[[ Listed records, beginning ]]

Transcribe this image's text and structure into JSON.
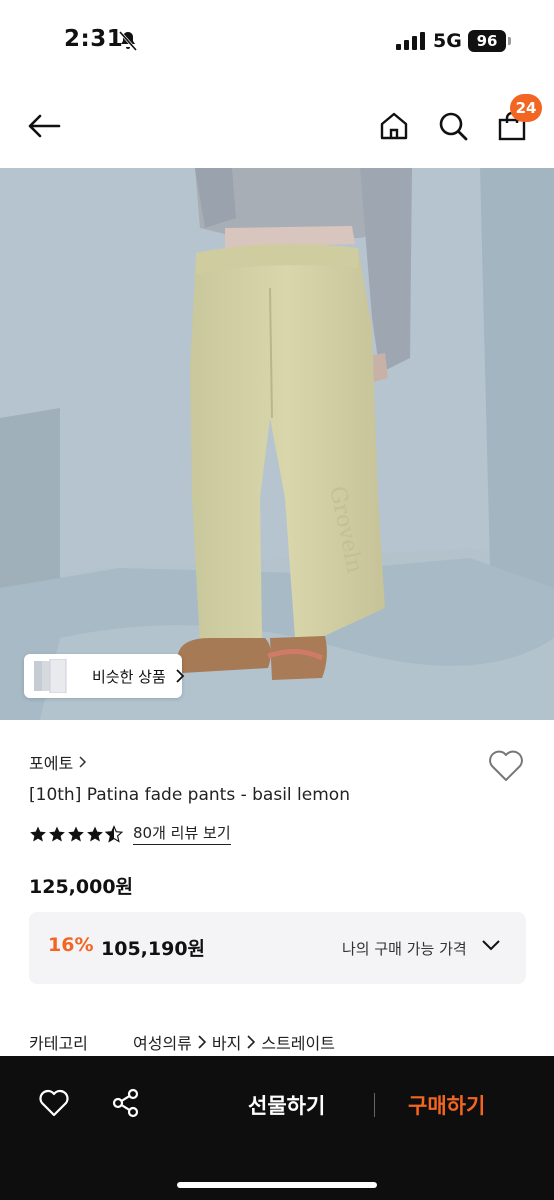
{
  "status_bar": {
    "time": "2:31",
    "network": "5G",
    "battery": "96",
    "icons": [
      "bell-slash-icon",
      "signal-icon"
    ]
  },
  "header": {
    "icons": [
      "back-arrow-icon",
      "home-icon",
      "search-icon",
      "shopping-bag-icon"
    ],
    "cart_badge": "24"
  },
  "gallery": {
    "similar_button_label": "비슷한 상품"
  },
  "product": {
    "brand": "포에토",
    "title": "[10th] Patina fade pants - basil lemon",
    "rating": 4.5,
    "review_link": "80개 리뷰 보기",
    "price": "125,000원",
    "discount_rate": "16%",
    "discount_price": "105,190원",
    "my_price_label": "나의 구매 가능 가격"
  },
  "category": {
    "label": "카테고리",
    "path": [
      "여성의류",
      "바지",
      "스트레이트"
    ]
  },
  "bottom_bar": {
    "gift_label": "선물하기",
    "buy_label": "구매하기"
  },
  "colors": {
    "accent": "#f26522",
    "bottom_bar_bg": "#0e0e0e",
    "price_box_bg": "#f4f4f6"
  }
}
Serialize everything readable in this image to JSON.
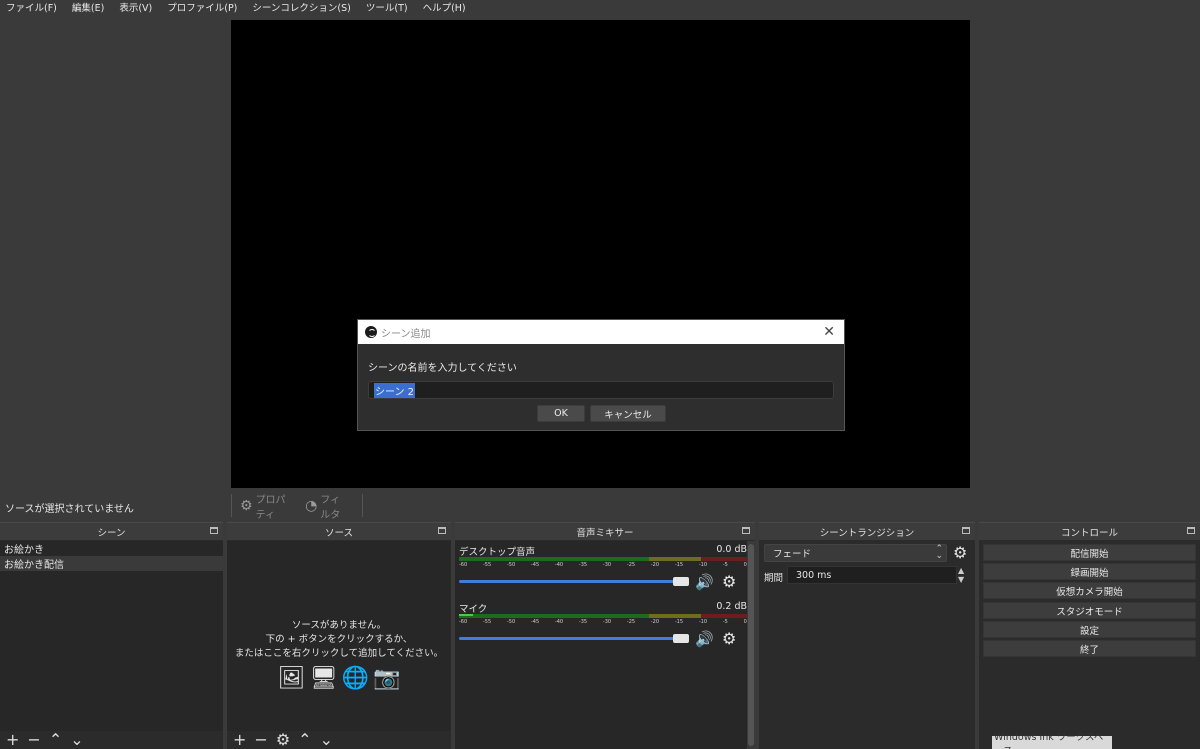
{
  "menu": [
    "ファイル(F)",
    "編集(E)",
    "表示(V)",
    "プロファイル(P)",
    "シーンコレクション(S)",
    "ツール(T)",
    "ヘルプ(H)"
  ],
  "dialog": {
    "title": "シーン追加",
    "close": "✕",
    "prompt": "シーンの名前を入力してください",
    "value": "シーン 2",
    "ok": "OK",
    "cancel": "キャンセル"
  },
  "status": {
    "no_source": "ソースが選択されていません",
    "properties": "プロパティ",
    "filters": "フィルタ",
    "properties_icon": "gear-icon",
    "filters_icon": "filter-icon"
  },
  "scenes": {
    "header": "シーン",
    "items": [
      "お絵かき",
      "お絵かき配信"
    ],
    "selected_index": 1
  },
  "sources": {
    "header": "ソース",
    "empty_line1": "ソースがありません。",
    "empty_line2": "下の + ボタンをクリックするか、",
    "empty_line3": "またはここを右クリックして追加してください。",
    "icons": [
      "image-icon",
      "monitor-icon",
      "globe-icon",
      "camera-icon"
    ]
  },
  "mixer": {
    "header": "音声ミキサー",
    "ticks": [
      "-60",
      "-55",
      "-50",
      "-45",
      "-40",
      "-35",
      "-30",
      "-25",
      "-20",
      "-15",
      "-10",
      "-5",
      "0"
    ],
    "tracks": [
      {
        "name": "デスクトップ音声",
        "db": "0.0 dB",
        "level": 0.0
      },
      {
        "name": "マイク",
        "db": "0.2 dB",
        "level": 0.05
      }
    ]
  },
  "transitions": {
    "header": "シーントランジション",
    "selected": "フェード",
    "duration_label": "期間",
    "duration_value": "300 ms"
  },
  "controls": {
    "header": "コントロール",
    "buttons": [
      "配信開始",
      "録画開始",
      "仮想カメラ開始",
      "スタジオモード",
      "設定",
      "終了"
    ]
  },
  "taskbar": {
    "ink": "Windows Ink ワークスペース"
  },
  "colors": {
    "accent": "#3d7fd9",
    "selection": "#3a6fd0",
    "meter_green": "#42d042"
  }
}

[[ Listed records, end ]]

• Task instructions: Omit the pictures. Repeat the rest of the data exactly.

• Output of the task:
Transcribe this image's text and structure into JSON.
{
  "status_bar": {
    "time": "2:31",
    "network": "5G",
    "battery": "96",
    "icons": [
      "bell-slash-icon",
      "signal-icon"
    ]
  },
  "header": {
    "icons": [
      "back-arrow-icon",
      "home-icon",
      "search-icon",
      "shopping-bag-icon"
    ],
    "cart_badge": "24"
  },
  "gallery": {
    "similar_button_label": "비슷한 상품"
  },
  "product": {
    "brand": "포에토",
    "title": "[10th] Patina fade pants - basil lemon",
    "rating": 4.5,
    "review_link": "80개 리뷰 보기",
    "price": "125,000원",
    "discount_rate": "16%",
    "discount_price": "105,190원",
    "my_price_label": "나의 구매 가능 가격"
  },
  "category": {
    "label": "카테고리",
    "path": [
      "여성의류",
      "바지",
      "스트레이트"
    ]
  },
  "bottom_bar": {
    "gift_label": "선물하기",
    "buy_label": "구매하기"
  },
  "colors": {
    "accent": "#f26522",
    "bottom_bar_bg": "#0e0e0e",
    "price_box_bg": "#f4f4f6"
  }
}
Serialize everything readable in this image to JSON.
{
  "menu": [
    "ファイル(F)",
    "編集(E)",
    "表示(V)",
    "プロファイル(P)",
    "シーンコレクション(S)",
    "ツール(T)",
    "ヘルプ(H)"
  ],
  "dialog": {
    "title": "シーン追加",
    "close": "✕",
    "prompt": "シーンの名前を入力してください",
    "value": "シーン 2",
    "ok": "OK",
    "cancel": "キャンセル"
  },
  "status": {
    "no_source": "ソースが選択されていません",
    "properties": "プロパティ",
    "filters": "フィルタ",
    "properties_icon": "gear-icon",
    "filters_icon": "filter-icon"
  },
  "scenes": {
    "header": "シーン",
    "items": [
      "お絵かき",
      "お絵かき配信"
    ],
    "selected_index": 1
  },
  "sources": {
    "header": "ソース",
    "empty_line1": "ソースがありません。",
    "empty_line2": "下の + ボタンをクリックするか、",
    "empty_line3": "またはここを右クリックして追加してください。",
    "icons": [
      "image-icon",
      "monitor-icon",
      "globe-icon",
      "camera-icon"
    ]
  },
  "mixer": {
    "header": "音声ミキサー",
    "ticks": [
      "-60",
      "-55",
      "-50",
      "-45",
      "-40",
      "-35",
      "-30",
      "-25",
      "-20",
      "-15",
      "-10",
      "-5",
      "0"
    ],
    "tracks": [
      {
        "name": "デスクトップ音声",
        "db": "0.0 dB",
        "level": 0.0
      },
      {
        "name": "マイク",
        "db": "0.2 dB",
        "level": 0.05
      }
    ]
  },
  "transitions": {
    "header": "シーントランジション",
    "selected": "フェード",
    "duration_label": "期間",
    "duration_value": "300 ms"
  },
  "controls": {
    "header": "コントロール",
    "buttons": [
      "配信開始",
      "録画開始",
      "仮想カメラ開始",
      "スタジオモード",
      "設定",
      "終了"
    ]
  },
  "taskbar": {
    "ink": "Windows Ink ワークスペース"
  },
  "colors": {
    "accent": "#3d7fd9",
    "selection": "#3a6fd0",
    "meter_green": "#42d042"
  }
}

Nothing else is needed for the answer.